With the apparent side-lining of academic selection by exam this year, the admissions criteria conundrum has come more sharply into focus. For some students, parents and teachers this will come as a relief; one less thing to add to an already stressful situation. For others, used to a culture of competition and testing, this could be problematic. From seeing hard work unrewarded to the reduction of choice in Post-Primary options, many parents and pupils are feeling disappointed and frustrated.
Our current situation notwithstanding, we’re still left with the issue of how students of any age, or ability and in any school context are assessed. There is a dearth of data in relation to ‘on-going classroom assessment’ and perhaps the existing structures of PIE and PIM (and others) bring with them an intangible element of performance ‘on-the-day’ and all that can go wrong with that.

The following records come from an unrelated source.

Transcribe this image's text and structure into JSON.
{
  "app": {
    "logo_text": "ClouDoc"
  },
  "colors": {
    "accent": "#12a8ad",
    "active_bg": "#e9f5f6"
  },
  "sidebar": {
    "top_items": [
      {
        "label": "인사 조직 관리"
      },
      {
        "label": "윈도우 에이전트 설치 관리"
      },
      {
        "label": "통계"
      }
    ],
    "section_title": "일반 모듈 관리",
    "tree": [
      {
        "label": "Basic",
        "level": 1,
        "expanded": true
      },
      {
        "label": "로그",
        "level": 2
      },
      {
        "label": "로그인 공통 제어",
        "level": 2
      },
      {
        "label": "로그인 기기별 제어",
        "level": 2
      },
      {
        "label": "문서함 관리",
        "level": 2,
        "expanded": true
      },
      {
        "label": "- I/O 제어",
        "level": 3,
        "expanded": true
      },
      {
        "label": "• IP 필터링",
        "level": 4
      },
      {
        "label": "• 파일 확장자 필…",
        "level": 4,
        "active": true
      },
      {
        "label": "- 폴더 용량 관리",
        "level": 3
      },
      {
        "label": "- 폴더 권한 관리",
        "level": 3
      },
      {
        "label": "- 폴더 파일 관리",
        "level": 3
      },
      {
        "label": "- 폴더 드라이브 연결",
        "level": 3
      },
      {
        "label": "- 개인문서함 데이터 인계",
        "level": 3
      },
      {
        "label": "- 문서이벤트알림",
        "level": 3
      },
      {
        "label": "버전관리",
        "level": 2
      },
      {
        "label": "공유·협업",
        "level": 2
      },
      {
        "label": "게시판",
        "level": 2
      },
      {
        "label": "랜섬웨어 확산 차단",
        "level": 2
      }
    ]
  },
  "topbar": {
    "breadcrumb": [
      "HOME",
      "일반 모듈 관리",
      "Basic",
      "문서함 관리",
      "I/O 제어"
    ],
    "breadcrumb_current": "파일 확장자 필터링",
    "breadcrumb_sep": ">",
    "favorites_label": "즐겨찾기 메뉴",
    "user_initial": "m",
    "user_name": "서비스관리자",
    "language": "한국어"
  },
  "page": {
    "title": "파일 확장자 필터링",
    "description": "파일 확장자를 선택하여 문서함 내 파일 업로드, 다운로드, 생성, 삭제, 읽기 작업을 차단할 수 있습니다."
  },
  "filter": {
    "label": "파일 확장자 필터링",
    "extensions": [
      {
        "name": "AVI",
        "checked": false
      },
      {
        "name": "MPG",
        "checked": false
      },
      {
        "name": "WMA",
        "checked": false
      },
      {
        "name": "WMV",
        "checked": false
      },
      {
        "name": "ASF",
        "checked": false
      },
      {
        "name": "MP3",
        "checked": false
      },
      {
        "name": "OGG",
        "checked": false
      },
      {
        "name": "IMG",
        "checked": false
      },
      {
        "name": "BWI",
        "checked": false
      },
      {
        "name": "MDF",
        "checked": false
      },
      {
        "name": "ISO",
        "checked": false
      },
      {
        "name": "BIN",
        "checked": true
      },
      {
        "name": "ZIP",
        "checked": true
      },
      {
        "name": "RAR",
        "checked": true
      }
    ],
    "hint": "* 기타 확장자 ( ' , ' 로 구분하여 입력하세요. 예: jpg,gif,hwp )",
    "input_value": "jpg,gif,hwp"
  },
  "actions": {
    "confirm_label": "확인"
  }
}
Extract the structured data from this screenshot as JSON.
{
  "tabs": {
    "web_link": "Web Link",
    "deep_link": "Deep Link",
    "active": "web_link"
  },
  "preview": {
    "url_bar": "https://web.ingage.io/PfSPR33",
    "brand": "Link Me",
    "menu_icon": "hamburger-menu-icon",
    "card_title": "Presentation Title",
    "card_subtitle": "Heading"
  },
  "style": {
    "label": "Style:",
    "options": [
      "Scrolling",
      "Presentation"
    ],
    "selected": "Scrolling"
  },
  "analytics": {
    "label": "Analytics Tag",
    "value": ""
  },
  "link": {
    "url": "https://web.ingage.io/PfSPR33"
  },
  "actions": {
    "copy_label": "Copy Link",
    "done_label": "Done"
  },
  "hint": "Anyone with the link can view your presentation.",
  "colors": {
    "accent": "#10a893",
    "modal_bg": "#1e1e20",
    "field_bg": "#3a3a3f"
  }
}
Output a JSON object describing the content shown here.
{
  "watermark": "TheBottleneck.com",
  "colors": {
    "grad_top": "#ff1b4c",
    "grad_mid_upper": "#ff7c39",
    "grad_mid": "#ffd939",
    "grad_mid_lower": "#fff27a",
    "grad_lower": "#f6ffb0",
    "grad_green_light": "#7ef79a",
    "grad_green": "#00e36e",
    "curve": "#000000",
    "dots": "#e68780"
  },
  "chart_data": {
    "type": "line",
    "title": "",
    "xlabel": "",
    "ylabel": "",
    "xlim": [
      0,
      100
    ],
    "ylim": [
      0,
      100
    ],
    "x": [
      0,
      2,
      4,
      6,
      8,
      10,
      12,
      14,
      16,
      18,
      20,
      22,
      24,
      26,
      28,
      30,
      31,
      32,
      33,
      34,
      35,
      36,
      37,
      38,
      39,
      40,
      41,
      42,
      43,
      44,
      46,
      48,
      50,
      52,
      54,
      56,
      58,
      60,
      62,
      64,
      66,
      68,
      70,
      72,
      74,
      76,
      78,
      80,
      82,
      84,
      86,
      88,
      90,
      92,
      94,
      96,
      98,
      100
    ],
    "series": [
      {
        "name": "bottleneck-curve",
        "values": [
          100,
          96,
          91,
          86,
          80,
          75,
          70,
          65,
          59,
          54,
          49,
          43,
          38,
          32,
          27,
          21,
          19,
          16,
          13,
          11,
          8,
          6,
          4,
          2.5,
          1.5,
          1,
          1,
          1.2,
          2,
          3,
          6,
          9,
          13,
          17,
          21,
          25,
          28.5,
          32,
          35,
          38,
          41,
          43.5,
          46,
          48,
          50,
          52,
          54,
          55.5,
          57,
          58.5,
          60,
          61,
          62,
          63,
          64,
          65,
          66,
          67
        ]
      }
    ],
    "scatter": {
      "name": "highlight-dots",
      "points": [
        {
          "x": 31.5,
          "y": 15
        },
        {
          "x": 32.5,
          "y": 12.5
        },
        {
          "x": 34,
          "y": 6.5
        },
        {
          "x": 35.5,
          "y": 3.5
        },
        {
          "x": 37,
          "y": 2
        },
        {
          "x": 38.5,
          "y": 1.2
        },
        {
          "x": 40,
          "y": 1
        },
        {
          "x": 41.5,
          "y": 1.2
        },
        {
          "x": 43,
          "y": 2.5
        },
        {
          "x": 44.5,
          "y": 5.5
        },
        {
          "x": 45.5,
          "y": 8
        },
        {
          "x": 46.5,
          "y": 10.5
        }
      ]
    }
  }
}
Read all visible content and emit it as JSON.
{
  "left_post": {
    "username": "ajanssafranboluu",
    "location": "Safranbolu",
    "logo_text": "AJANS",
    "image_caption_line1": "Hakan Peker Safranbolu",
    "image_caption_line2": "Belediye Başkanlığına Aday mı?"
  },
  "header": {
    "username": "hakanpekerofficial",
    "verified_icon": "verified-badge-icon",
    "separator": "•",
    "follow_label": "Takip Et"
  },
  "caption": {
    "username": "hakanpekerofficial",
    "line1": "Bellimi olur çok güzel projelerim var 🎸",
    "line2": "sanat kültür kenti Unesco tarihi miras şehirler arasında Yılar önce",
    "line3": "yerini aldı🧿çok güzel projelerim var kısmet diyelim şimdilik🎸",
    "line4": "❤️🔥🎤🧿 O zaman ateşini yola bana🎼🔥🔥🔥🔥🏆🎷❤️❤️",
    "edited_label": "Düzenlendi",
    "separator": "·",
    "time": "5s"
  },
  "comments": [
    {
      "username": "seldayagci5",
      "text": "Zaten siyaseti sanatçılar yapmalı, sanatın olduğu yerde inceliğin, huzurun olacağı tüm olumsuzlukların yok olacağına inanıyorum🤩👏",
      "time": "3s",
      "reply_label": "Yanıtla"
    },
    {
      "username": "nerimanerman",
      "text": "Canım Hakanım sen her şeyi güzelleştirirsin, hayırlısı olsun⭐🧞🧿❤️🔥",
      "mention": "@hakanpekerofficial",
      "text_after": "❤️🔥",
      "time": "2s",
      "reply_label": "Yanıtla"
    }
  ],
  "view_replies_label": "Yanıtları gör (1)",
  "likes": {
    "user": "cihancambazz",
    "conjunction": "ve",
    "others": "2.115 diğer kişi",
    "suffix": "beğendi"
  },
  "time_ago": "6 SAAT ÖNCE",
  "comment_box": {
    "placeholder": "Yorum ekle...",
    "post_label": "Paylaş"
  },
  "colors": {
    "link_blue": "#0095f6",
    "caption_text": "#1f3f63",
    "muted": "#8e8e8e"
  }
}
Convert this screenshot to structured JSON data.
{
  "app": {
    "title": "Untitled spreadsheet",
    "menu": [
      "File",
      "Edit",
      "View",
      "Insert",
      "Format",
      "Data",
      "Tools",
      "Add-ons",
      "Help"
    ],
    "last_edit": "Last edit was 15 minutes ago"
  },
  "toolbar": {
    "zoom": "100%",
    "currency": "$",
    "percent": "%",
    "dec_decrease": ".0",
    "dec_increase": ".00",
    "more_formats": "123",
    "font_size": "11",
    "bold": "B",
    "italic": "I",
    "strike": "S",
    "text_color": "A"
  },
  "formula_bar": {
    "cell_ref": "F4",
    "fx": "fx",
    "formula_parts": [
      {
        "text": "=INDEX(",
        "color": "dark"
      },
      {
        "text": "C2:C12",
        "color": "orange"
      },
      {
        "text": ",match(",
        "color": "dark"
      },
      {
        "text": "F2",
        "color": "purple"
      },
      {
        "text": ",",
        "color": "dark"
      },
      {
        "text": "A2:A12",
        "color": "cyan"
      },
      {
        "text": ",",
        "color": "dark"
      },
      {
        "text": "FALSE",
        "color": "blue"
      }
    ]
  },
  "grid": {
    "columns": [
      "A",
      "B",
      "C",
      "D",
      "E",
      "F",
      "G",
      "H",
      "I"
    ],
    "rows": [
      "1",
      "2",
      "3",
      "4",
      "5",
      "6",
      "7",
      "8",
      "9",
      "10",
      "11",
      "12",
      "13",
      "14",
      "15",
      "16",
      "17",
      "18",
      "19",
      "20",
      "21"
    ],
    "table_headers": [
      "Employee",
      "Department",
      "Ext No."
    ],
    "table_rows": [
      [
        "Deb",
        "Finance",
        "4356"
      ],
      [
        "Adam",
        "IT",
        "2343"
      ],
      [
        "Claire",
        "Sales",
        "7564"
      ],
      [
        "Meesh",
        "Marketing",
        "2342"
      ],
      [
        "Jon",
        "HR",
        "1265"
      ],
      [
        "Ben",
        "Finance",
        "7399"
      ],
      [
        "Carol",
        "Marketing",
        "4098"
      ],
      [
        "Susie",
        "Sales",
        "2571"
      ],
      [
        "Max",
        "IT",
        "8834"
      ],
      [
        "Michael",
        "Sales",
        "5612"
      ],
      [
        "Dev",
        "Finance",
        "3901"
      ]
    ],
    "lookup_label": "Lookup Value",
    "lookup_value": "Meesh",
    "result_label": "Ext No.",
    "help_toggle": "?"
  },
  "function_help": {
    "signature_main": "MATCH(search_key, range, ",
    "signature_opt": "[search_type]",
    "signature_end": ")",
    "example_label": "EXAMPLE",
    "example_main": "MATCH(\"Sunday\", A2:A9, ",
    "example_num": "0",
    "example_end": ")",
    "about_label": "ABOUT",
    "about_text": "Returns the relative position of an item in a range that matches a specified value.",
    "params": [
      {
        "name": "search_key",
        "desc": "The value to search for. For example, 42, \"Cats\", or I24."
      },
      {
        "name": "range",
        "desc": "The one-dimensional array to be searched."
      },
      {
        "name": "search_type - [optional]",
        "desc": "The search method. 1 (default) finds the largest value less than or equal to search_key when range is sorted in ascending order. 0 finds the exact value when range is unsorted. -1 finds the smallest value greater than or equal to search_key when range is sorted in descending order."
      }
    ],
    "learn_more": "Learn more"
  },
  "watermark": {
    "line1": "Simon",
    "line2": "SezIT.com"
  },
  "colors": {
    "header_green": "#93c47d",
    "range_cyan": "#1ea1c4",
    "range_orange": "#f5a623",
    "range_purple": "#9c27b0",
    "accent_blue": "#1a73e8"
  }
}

Here, In the UK , the decision has been taken to focus on teacher-led assessment of pupil work. The opportunity now, is how we positively disrupt the assessment model that has persisted for so long. Andreas Schleicher, head of education at the Organisation for Economic Co-operation and Development (OECD), has described the pandemic as creating “a great moment” for learning.
“Real change takes place in deep crisis”
Maybe we should be looking for a more permanent alternative to summative ‘terminal’ examinations. Maybe our young people who are living through a pandemic need to be assessed on a different basis in the coming years. Reviewing evidence of learning through Seesaw, Google, Teams and other online tools helps teachers to adapt and even modify their approach to best suit students’ needs. In essence, Formative Assessment’.
With face-to-face engagement so reduced, learners need more than ever to see what ‘learning’ and ‘progress’ look like. We need, along with scores and test results, to set benchmarks for individual pupil progress. Again, teachers are best placed to understand their pupils’ baseline position.
Because the teacher has shared this with their student, they’ll be aware of their ‘target’ and, guided by the teacher’s feedback, learners will work to provide evidence that they’re progressing towards it. Effectively they ‘learn’ how to progress by recognising ‘next steps’ and how to take them. In some instances the lack of progress towards the benchmark might signal the impact of an existing pastoral issue, or indeed, an issue brought about by Covid conditions. We know a dip in mental health impacts learning and attainment and can be a trigger for intervention. We have also seen a rapid increase in mental health and safeguarding cases affecting children across the UK. On-going assessment will give individual teachers an opportunity to identify not only where pupils are in their learning journey but to identify possible reasons why they’re not where they’re expected to be.
In due course how we do things over the next while is very important. Teachers and learners must work together to understand what works best.
In order to understand that, we need information; data for learning and assessment. Be it summative, formative or a blend of both, it’s a high stakes situation that needs carefully thought through.